*** Opening Recorded data ***

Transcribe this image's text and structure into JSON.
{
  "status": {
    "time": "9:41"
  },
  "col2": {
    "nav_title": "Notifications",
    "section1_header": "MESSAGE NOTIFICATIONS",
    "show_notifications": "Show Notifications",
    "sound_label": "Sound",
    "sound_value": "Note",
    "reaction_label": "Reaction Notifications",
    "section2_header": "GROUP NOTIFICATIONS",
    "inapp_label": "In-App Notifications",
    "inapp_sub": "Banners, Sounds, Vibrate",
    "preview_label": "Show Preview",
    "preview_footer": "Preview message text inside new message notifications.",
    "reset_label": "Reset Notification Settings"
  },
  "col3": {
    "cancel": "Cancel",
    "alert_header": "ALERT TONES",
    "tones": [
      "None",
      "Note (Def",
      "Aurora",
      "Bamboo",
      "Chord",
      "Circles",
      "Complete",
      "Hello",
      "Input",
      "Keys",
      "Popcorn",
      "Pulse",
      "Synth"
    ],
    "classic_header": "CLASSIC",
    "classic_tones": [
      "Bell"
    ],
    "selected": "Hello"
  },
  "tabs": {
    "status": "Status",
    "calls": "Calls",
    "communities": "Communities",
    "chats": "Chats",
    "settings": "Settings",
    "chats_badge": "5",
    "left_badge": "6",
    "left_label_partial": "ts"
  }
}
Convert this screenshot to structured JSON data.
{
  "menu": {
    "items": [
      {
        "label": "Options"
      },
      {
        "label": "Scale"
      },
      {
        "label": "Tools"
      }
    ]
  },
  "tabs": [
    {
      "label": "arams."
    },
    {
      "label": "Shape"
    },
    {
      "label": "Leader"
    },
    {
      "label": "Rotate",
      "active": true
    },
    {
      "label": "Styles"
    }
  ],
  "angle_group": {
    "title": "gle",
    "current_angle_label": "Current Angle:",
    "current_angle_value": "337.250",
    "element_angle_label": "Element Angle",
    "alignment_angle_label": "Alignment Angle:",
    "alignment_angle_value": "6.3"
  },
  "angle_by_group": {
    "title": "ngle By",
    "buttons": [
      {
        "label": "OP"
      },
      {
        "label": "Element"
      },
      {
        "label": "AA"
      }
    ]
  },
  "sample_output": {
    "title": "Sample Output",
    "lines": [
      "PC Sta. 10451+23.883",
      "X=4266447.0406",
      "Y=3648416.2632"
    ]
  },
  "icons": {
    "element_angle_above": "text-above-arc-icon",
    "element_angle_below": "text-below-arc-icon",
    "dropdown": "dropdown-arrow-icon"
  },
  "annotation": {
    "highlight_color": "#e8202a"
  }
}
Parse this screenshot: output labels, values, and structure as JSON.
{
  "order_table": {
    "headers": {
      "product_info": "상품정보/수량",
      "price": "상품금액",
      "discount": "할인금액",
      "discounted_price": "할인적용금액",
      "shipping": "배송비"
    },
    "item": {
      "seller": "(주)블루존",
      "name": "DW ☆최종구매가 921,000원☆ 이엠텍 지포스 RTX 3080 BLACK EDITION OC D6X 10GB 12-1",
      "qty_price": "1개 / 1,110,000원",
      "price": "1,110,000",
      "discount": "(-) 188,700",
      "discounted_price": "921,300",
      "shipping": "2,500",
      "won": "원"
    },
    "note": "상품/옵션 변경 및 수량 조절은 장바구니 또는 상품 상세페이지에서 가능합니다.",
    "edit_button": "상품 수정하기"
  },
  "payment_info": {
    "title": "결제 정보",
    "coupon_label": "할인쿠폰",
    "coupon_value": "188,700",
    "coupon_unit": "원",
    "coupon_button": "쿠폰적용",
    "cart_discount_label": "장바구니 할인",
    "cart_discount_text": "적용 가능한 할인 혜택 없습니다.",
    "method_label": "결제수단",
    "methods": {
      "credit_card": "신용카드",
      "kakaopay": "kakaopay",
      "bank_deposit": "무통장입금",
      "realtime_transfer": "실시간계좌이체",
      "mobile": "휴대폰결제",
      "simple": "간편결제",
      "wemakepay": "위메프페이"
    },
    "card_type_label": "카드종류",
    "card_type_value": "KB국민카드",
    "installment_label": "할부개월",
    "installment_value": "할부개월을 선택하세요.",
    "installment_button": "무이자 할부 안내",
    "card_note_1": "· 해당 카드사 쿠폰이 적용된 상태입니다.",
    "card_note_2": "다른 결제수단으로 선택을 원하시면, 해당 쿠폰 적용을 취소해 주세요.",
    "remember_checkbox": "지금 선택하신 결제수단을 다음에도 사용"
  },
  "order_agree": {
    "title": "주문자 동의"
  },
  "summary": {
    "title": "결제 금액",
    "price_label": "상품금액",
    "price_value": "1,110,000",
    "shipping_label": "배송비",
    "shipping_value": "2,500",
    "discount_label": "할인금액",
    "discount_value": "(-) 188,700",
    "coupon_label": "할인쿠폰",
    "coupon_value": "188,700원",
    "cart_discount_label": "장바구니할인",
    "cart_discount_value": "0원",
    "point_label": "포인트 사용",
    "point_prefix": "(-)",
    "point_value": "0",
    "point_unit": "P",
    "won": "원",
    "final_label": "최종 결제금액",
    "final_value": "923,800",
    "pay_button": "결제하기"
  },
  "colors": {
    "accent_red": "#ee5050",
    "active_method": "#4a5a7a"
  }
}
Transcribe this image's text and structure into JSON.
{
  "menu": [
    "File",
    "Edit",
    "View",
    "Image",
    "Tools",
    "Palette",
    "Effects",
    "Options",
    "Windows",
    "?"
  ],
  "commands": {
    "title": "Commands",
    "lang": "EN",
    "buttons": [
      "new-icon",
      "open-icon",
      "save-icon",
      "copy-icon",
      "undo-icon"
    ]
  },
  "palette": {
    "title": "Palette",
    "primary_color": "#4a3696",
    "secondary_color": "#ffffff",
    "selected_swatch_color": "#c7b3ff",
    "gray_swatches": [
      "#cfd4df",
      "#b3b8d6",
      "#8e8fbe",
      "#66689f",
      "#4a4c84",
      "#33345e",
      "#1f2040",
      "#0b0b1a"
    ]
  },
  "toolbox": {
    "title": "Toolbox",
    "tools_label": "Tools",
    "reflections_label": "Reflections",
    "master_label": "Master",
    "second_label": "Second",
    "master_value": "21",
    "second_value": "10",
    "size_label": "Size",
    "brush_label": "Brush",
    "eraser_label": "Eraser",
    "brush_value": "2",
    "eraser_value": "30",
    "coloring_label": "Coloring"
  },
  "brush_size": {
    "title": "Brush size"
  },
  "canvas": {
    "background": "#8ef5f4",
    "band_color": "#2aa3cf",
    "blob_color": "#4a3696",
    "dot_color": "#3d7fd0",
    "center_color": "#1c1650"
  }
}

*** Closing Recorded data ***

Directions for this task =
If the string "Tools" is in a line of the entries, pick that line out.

Answer area =
        "label": "Tools"
    "Tools",
    "tools_label": "Tools",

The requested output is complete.